▶ _Excerpted records_
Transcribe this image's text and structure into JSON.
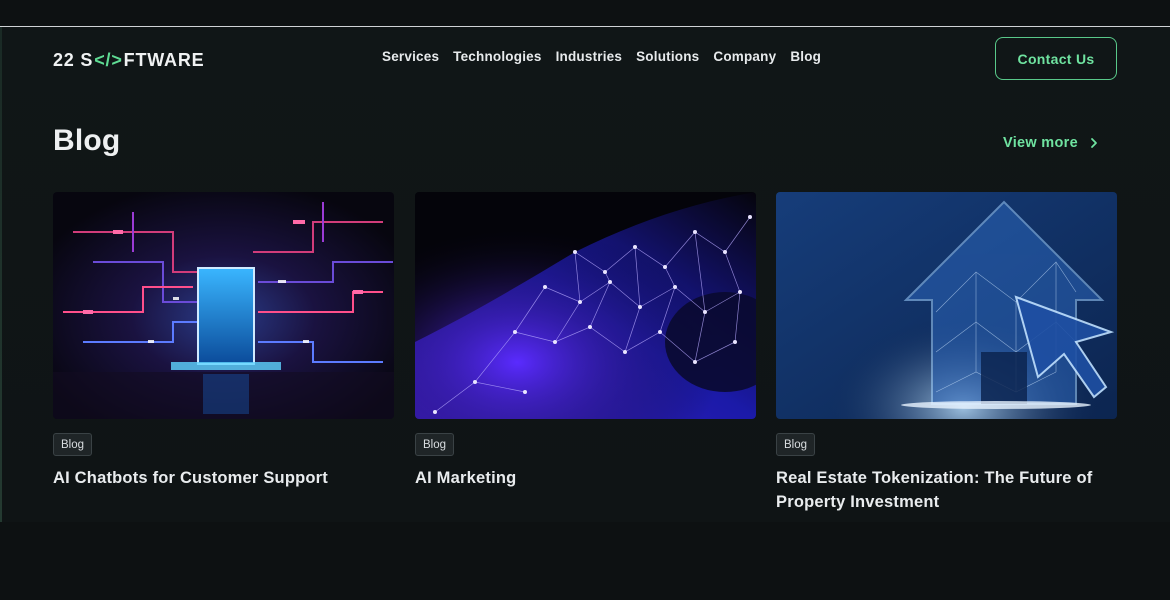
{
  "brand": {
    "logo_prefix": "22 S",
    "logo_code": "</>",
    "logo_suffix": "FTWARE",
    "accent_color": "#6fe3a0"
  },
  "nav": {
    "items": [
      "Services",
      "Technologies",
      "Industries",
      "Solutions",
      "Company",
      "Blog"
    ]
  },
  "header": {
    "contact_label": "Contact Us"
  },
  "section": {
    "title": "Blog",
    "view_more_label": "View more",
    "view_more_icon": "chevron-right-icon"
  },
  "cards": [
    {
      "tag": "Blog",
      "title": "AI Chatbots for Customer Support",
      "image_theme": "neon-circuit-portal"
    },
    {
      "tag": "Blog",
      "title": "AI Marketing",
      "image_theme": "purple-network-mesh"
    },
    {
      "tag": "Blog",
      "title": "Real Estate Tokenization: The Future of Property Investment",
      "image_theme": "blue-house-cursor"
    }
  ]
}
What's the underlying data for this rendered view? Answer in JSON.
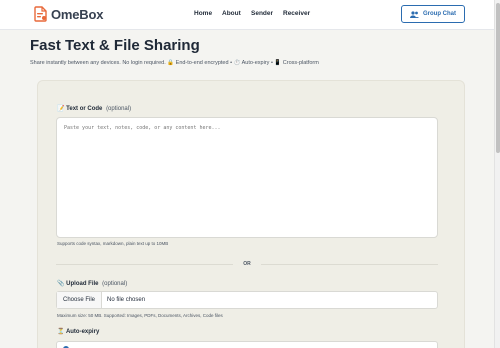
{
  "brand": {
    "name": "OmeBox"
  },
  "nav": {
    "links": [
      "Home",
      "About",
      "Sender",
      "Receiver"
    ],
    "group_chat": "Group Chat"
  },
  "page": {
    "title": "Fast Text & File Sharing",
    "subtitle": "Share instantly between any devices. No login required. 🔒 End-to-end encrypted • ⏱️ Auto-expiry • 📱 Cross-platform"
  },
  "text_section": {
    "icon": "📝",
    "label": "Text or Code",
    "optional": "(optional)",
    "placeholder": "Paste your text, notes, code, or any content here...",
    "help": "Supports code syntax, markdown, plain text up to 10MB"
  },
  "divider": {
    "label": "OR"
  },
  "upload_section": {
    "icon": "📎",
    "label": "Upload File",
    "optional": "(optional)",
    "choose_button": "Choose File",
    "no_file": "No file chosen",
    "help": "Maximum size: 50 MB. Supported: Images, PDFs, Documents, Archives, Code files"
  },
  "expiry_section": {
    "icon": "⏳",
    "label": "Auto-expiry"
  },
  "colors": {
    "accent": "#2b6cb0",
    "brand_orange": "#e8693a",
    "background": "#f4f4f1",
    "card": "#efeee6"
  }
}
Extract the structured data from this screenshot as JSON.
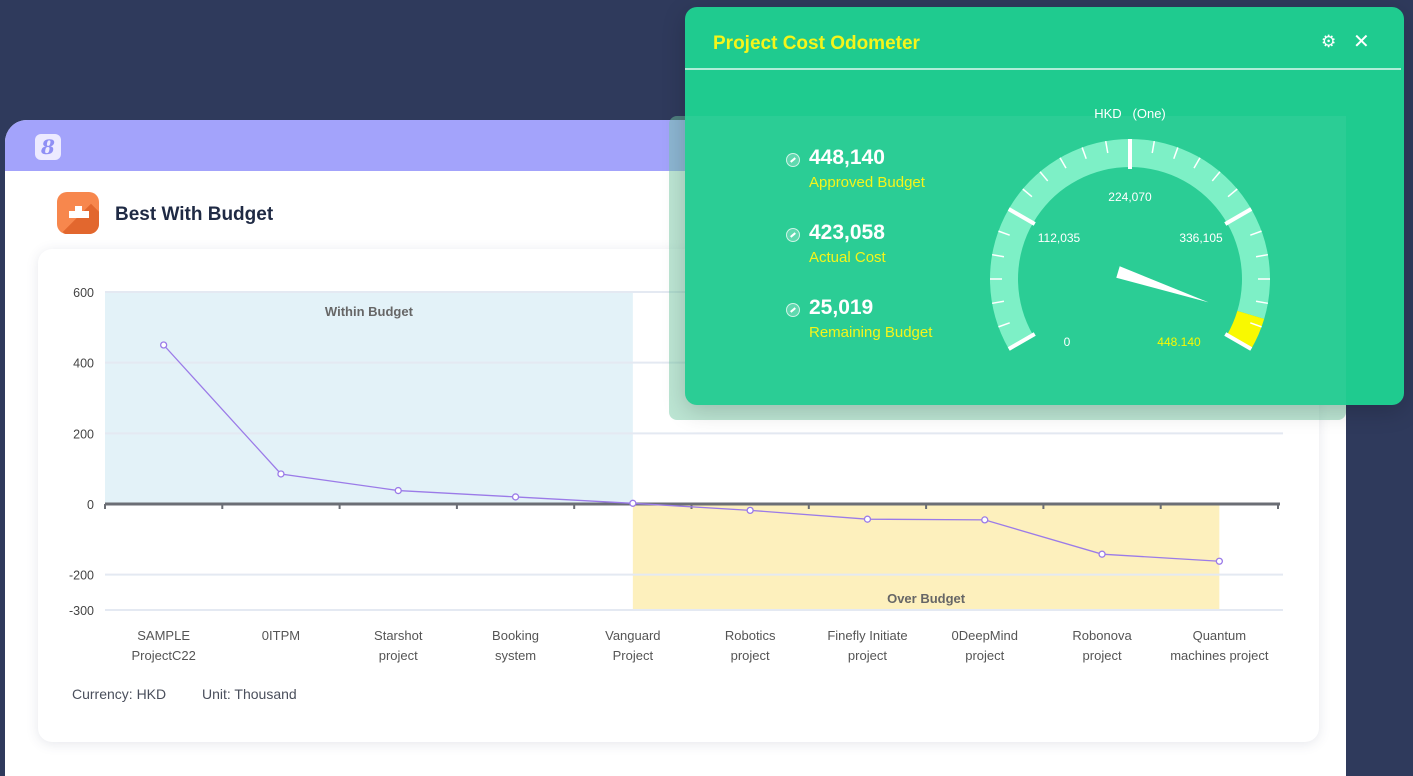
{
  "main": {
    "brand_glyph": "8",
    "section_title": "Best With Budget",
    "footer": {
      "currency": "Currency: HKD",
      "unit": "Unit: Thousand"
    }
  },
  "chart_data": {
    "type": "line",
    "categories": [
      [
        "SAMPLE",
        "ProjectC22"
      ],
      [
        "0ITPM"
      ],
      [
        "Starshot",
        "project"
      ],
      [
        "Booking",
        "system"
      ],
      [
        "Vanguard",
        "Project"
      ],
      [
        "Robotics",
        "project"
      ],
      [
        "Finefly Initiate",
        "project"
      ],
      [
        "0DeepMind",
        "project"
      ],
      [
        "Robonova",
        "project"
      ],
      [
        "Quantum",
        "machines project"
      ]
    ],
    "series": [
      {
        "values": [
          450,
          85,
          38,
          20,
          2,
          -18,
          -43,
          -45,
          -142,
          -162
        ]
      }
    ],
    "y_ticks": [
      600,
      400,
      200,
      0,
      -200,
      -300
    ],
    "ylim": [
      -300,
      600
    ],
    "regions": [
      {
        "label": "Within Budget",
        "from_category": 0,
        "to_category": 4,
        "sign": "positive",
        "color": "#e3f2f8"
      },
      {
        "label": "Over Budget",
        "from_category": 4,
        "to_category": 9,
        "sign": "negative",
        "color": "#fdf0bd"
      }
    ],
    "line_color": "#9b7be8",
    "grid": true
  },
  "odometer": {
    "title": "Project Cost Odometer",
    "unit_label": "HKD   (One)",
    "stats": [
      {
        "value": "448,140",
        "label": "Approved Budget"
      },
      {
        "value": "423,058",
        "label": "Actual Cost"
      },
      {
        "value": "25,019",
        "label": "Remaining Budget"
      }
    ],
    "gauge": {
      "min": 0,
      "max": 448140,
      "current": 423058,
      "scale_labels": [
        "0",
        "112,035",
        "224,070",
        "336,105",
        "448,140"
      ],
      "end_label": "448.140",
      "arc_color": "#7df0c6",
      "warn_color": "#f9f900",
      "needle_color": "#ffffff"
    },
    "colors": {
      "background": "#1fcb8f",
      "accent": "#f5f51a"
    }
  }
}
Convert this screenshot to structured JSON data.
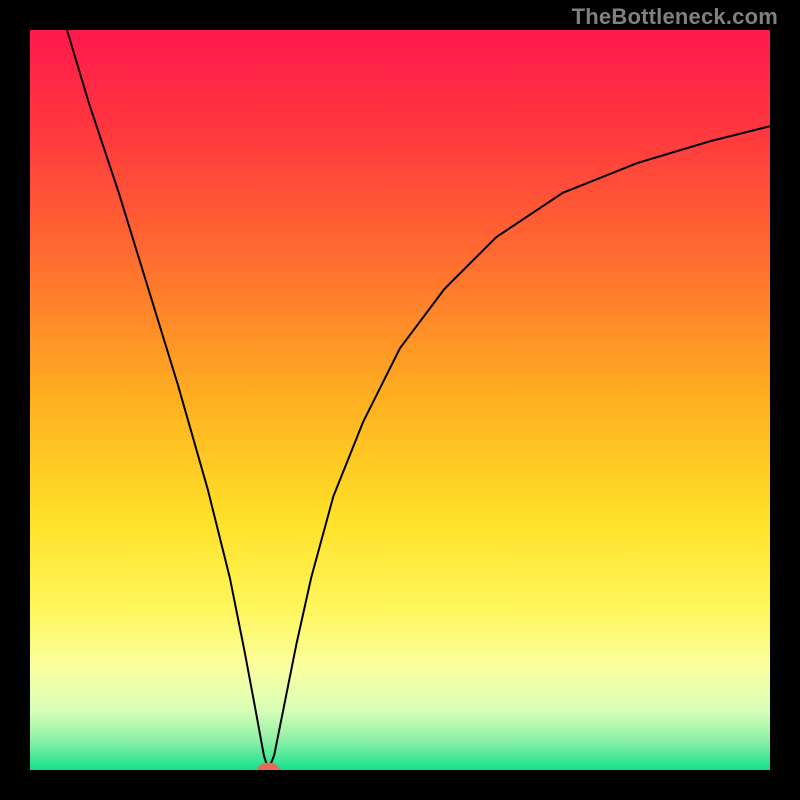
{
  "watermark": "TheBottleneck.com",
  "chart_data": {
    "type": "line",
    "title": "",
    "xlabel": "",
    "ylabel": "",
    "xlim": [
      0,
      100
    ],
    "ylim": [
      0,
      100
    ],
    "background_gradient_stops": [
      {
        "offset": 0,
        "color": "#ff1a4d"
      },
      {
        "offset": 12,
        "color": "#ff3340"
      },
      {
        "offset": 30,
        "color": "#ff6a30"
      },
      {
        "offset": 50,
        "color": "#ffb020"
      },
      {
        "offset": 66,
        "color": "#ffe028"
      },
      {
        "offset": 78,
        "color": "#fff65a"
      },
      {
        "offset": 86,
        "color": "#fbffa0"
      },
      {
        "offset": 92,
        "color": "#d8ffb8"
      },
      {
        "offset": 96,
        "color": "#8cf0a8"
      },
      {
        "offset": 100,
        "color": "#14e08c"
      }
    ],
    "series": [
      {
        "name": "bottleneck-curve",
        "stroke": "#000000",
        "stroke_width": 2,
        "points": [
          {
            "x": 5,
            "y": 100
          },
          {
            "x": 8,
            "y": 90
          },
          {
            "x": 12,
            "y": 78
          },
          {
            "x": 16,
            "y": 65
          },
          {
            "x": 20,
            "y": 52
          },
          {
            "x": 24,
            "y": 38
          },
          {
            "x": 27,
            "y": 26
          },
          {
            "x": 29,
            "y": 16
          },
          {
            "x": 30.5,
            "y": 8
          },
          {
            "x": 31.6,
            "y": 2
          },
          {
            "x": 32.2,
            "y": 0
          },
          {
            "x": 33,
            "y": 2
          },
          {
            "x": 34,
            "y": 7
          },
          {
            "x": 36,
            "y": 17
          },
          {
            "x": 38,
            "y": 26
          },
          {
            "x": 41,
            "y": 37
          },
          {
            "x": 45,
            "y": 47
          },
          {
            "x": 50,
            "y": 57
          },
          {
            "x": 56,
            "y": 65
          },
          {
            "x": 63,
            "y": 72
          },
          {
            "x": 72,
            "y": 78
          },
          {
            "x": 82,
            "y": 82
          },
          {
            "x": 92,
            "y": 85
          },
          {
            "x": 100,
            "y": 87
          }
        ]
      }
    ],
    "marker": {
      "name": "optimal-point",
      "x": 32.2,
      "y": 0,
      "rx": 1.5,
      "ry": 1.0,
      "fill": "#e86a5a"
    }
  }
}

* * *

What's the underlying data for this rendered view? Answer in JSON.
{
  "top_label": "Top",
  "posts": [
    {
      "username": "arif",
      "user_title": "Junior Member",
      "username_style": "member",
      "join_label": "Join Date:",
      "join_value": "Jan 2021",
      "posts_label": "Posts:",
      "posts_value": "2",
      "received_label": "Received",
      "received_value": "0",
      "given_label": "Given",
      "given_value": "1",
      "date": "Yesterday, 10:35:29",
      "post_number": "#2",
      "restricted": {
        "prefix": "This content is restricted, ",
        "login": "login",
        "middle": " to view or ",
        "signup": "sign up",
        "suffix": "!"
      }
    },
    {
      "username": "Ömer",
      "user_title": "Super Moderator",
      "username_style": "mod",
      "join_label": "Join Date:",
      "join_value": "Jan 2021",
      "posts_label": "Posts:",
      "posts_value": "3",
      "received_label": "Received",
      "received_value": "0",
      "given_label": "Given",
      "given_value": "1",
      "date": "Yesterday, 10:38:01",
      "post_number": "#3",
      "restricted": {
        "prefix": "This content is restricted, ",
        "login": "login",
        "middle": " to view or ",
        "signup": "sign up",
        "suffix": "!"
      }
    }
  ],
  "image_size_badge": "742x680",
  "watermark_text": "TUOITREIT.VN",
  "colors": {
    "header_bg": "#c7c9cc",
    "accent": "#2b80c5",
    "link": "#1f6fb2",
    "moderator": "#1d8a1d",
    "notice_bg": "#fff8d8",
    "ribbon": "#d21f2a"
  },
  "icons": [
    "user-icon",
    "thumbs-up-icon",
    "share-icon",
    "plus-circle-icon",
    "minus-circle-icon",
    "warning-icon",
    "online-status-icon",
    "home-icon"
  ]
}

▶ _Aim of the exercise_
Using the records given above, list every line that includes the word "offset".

▶ _The completed task_
        "offset": 0,
        "offset": 12,
        "offset": 30,
        "offset": 50,
        "offset": 66,
        "offset": 78,
        "offset": 86,
        "offset": 92,
        "offset": 96,
        "offset": 100,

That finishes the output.